These guys are not quite the interop gurus ever, but they strive to implement the crankiest drafts that ever appeared from IETF. Running this on my own, the interop even with this device worked well, but trying to make it work with StrongswanI’ve got into big trouble.

Why? Well, let’s take a look at the most common IPsec – IKEv1 implementations. They usually pick one/more of the following standards:

– RFC 2407

– RFC 2408

– RFC 2409

– RFC 3706 – should you like DPD – Dead Peer Detection

– RFC 3947 and RFC 3948 for NAT-T

mode-cfg-02 draft – for the most common Mode-Configuration operations (perfectly inter-operable by Cisco, Juniper’s ScreenOS, Strongswan, Sonicwall, Stoke and Clavister) – as you may have guessed, NO, NOT with CheckPoint

draft-beaulieu-ike-xauth-02 – for xAuth authentication of clients – inter-operable on Cisco, NetScreen, Stoke and Sonicwall (not sure about Clavister – haven’t tried it yet) – and, yes, not on CheckPoint

As a nice old guy would say: “Security through obscurity” , not quite my favorite idea of _security_. Still, a good to follow idea for CheckPoint.
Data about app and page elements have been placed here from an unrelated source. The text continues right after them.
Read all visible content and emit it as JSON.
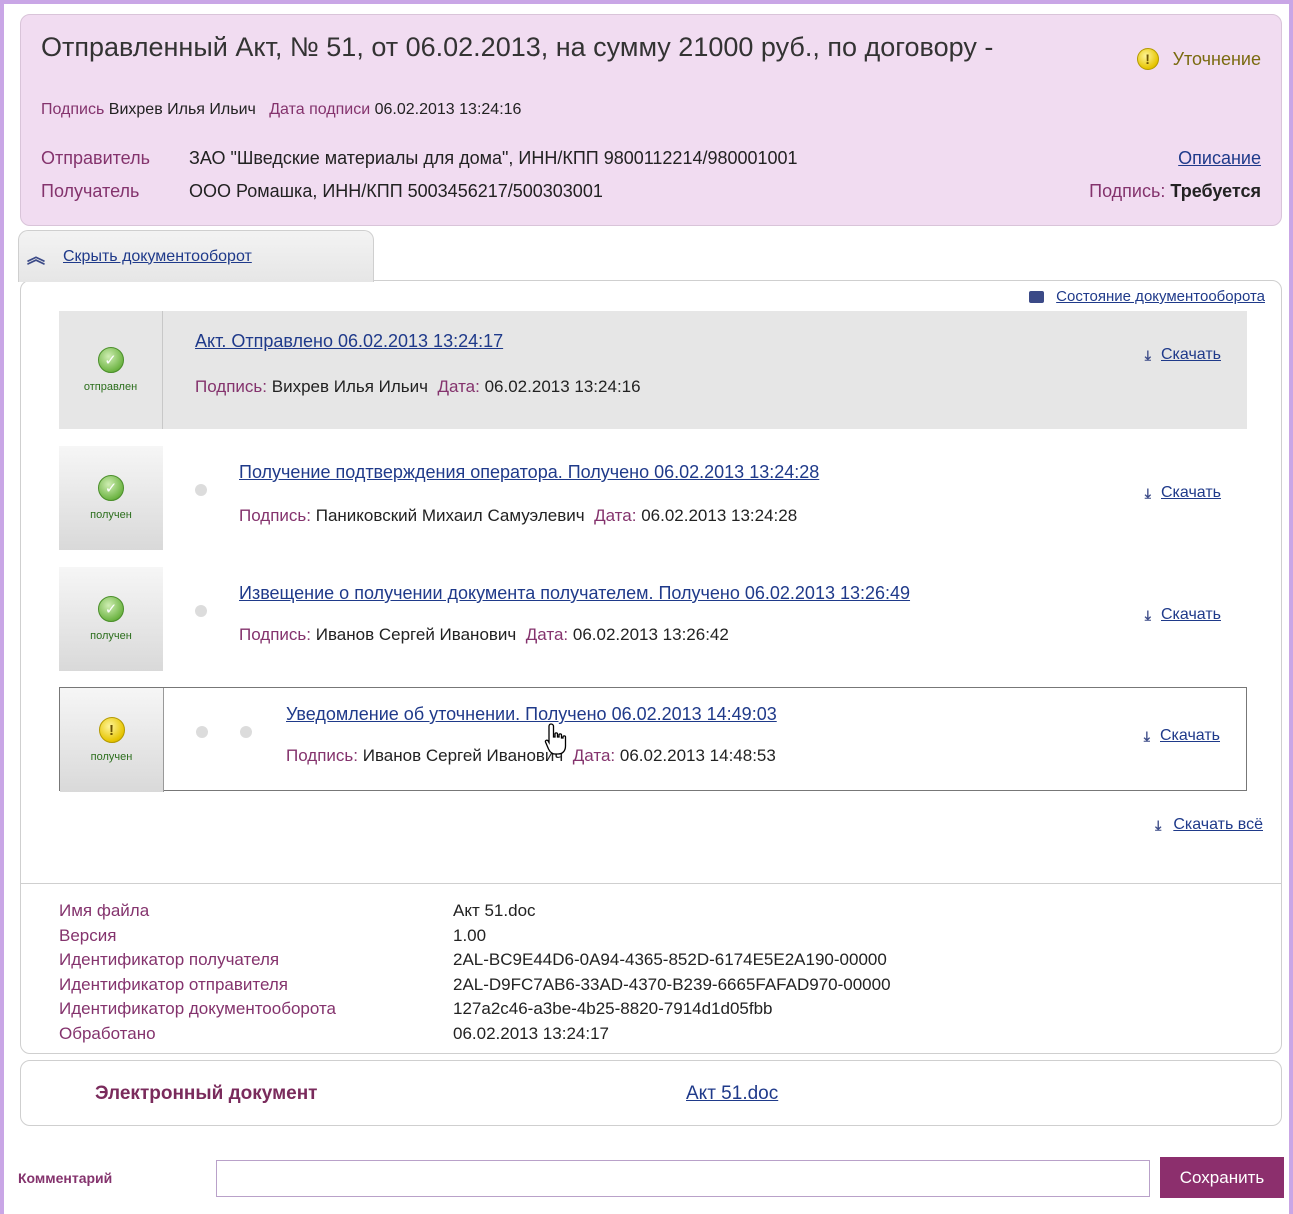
{
  "header": {
    "title": "Отправленный Акт, № 51, от 06.02.2013, на сумму 21000 руб., по договору -",
    "signature_label": "Подпись",
    "signature_value": "Вихрев Илья Ильич",
    "sign_date_label": "Дата подписи",
    "sign_date_value": "06.02.2013 13:24:16",
    "status_text": "Уточнение",
    "sender_label": "Отправитель",
    "sender_value": "ЗАО \"Шведские материалы для дома\", ИНН/КПП 9800112214/980001001",
    "recipient_label": "Получатель",
    "recipient_value": "ООО Ромашка, ИНН/КПП 5003456217/500303001",
    "description_link": "Описание",
    "signature_req_label": "Подпись:",
    "signature_req_value": "Требуется"
  },
  "tab": {
    "label": "Скрыть документооборот"
  },
  "workflow": {
    "state_link": "Состояние документооборота",
    "download_label": "Скачать",
    "download_all_label": "Скачать всё",
    "sig_label": "Подпись:",
    "date_label": "Дата:",
    "items": [
      {
        "status": "отправлен",
        "title": "Акт. Отправлено 06.02.2013 13:24:17",
        "signer": "Вихрев Илья Ильич",
        "date": "06.02.2013 13:24:16",
        "icon": "check-icon"
      },
      {
        "status": "получен",
        "title": "Получение подтверждения оператора. Получено 06.02.2013 13:24:28",
        "signer": "Паниковский Михаил Самуэлевич",
        "date": "06.02.2013 13:24:28",
        "icon": "check-icon"
      },
      {
        "status": "получен",
        "title": "Извещение о получении документа получателем. Получено 06.02.2013 13:26:49",
        "signer": "Иванов Сергей Иванович",
        "date": "06.02.2013 13:26:42",
        "icon": "check-icon"
      },
      {
        "status": "получен",
        "title": "Уведомление об уточнении. Получено 06.02.2013 14:49:03",
        "signer": "Иванов Сергей Иванович",
        "date": "06.02.2013 14:48:53",
        "icon": "warning-icon"
      }
    ]
  },
  "metadata": {
    "rows": [
      {
        "key": "Имя файла",
        "value": "Акт 51.doc"
      },
      {
        "key": "Версия",
        "value": "1.00"
      },
      {
        "key": "Идентификатор получателя",
        "value": "2AL-BC9E44D6-0A94-4365-852D-6174E5E2A190-00000"
      },
      {
        "key": "Идентификатор отправителя",
        "value": "2AL-D9FC7AB6-33AD-4370-B239-6665FAFAD970-00000"
      },
      {
        "key": "Идентификатор документооборота",
        "value": "127a2c46-a3be-4b25-8820-7914d1d05fbb"
      },
      {
        "key": "Обработано",
        "value": "06.02.2013 13:24:17"
      }
    ]
  },
  "edoc": {
    "label": "Электронный документ",
    "value": "Акт 51.doc"
  },
  "comment": {
    "label": "Комментарий",
    "value": "",
    "save_label": "Сохранить"
  },
  "colors": {
    "accent": "#8c2f6d",
    "header_bg": "#f1dcf1",
    "link": "#1f3a8a"
  }
}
Why? Because, even though they implement the RFC 2407, 2408 and 2409, they have decided not to implement the most common xAuth draft (presented above), feeling that symmetrical authentication is just too lame, so they have implemented draft-zegman-ike-hybrid-auth-01, which defines how to do uni-directional independent authentication on the remote-access scenarios – procedure enforced by the CheckPoint VPN Client (only, if you ask me, though I haven’t tried too many others).
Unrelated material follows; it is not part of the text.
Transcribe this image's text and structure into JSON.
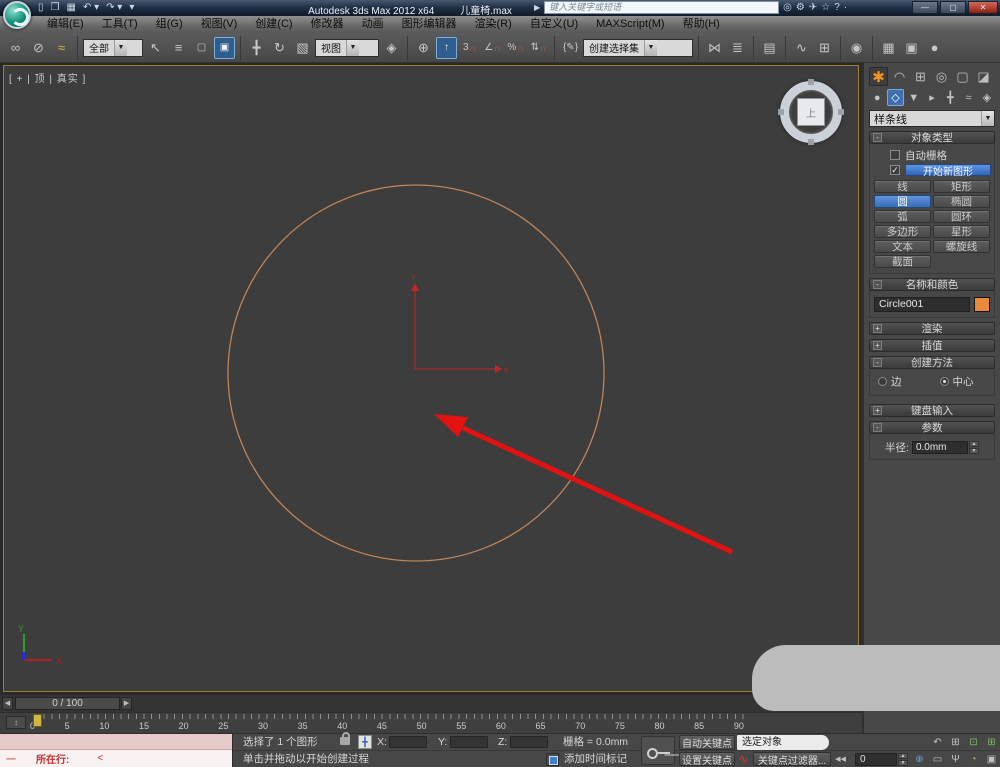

Once you bypass this authentication procedure, configuring the UTM to authenticate the clients using X.509 certificates, you end up in yet another dead-end: the so-called Office-Mode, which is the CheckPoint way of saying “Mode-Configuration”, with a significant difference: the actual packet exchange is not standard. We have tried, me and my programmer fellows (by the way: thanks for enduring this by my side), to “reverse-engineer” this mighty exchange, but even with the CheckPoint debug and hacking into our friend pluto, we didn’t manage to get it right.

I have talked to a tech-support guy from CKP, a very nice person, still incapable of saying anything about their solution without first asking for permission from his PM/Management/whatever. So, up until today, I haven’t been able to pull this through. This is why the things I’m going to describe below are only ALMOST CheckPoint IPsec…

(more…)